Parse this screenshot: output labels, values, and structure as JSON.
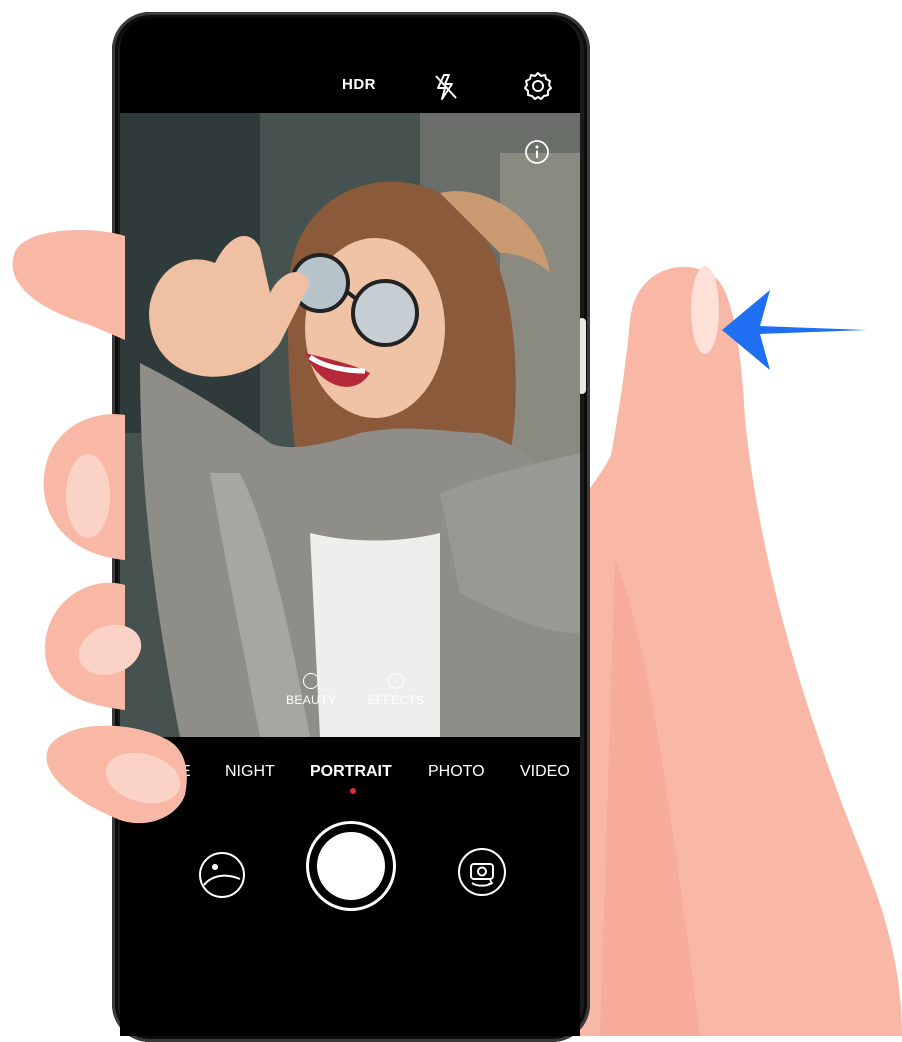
{
  "topbar": {
    "hdr_label": "HDR",
    "flash_icon": "flash-off-icon",
    "settings_icon": "gear-icon"
  },
  "viewfinder": {
    "info_icon": "info-icon",
    "options": [
      {
        "label": "BEAUTY",
        "icon": "beauty-icon"
      },
      {
        "label": "EFFECTS",
        "icon": "effects-icon"
      }
    ]
  },
  "modes": {
    "items": [
      {
        "label": "E"
      },
      {
        "label": "NIGHT"
      },
      {
        "label": "PORTRAIT"
      },
      {
        "label": "PHOTO"
      },
      {
        "label": "VIDEO"
      }
    ],
    "active": "PORTRAIT"
  },
  "controls": {
    "gallery_icon": "gallery-thumbnail-icon",
    "shutter_icon": "shutter-button",
    "switch_icon": "switch-camera-icon"
  },
  "gesture": {
    "arrow_icon": "swipe-left-arrow-icon",
    "arrow_color": "#1f6ff2"
  },
  "colors": {
    "skin": "#f9b8a6",
    "skin_shadow": "#f3a08b",
    "active_dot": "#e53030"
  }
}
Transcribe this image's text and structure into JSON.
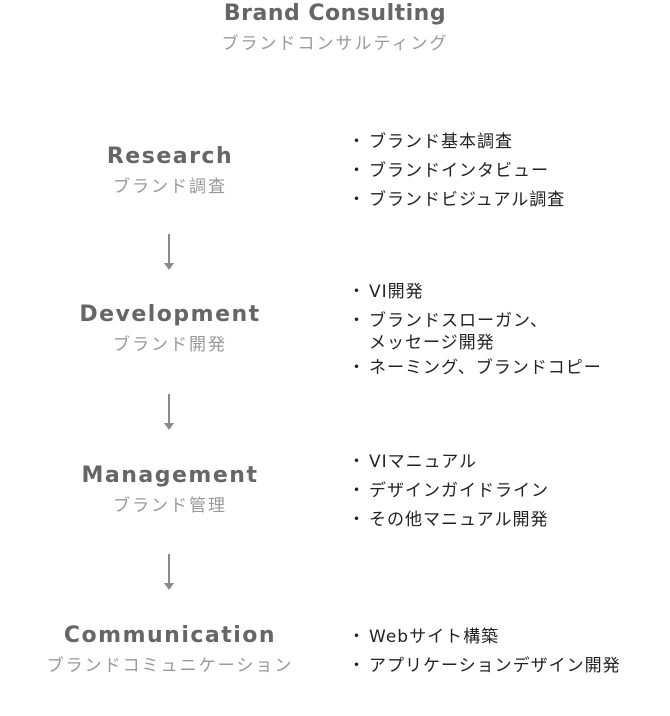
{
  "header": {
    "title": "Brand Consulting",
    "subtitle": "ブランドコンサルティング"
  },
  "stages": [
    {
      "en": "Research",
      "jp": "ブランド調査",
      "items": [
        "ブランド基本調査",
        "ブランドインタビュー",
        "ブランドビジュアル調査"
      ]
    },
    {
      "en": "Development",
      "jp": "ブランド開発",
      "items": [
        "VI開発",
        "ブランドスローガン、",
        "メッセージ開発",
        "ネーミング、ブランドコピー"
      ]
    },
    {
      "en": "Management",
      "jp": "ブランド管理",
      "items": [
        "VIマニュアル",
        "デザインガイドライン",
        "その他マニュアル開発"
      ]
    },
    {
      "en": "Communication",
      "jp": "ブランドコミュニケーション",
      "items": [
        "Webサイト構築",
        "アプリケーションデザイン開発"
      ]
    }
  ],
  "colors": {
    "heading": "#666666",
    "subheading": "#999999",
    "arrow": "#8a8a8a",
    "item_text": "#222222"
  }
}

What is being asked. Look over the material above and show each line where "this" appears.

Response to the exercise.
Parse this screenshot: output labels, values, and structure as JSON.
Transcribe this image's text and structure into JSON.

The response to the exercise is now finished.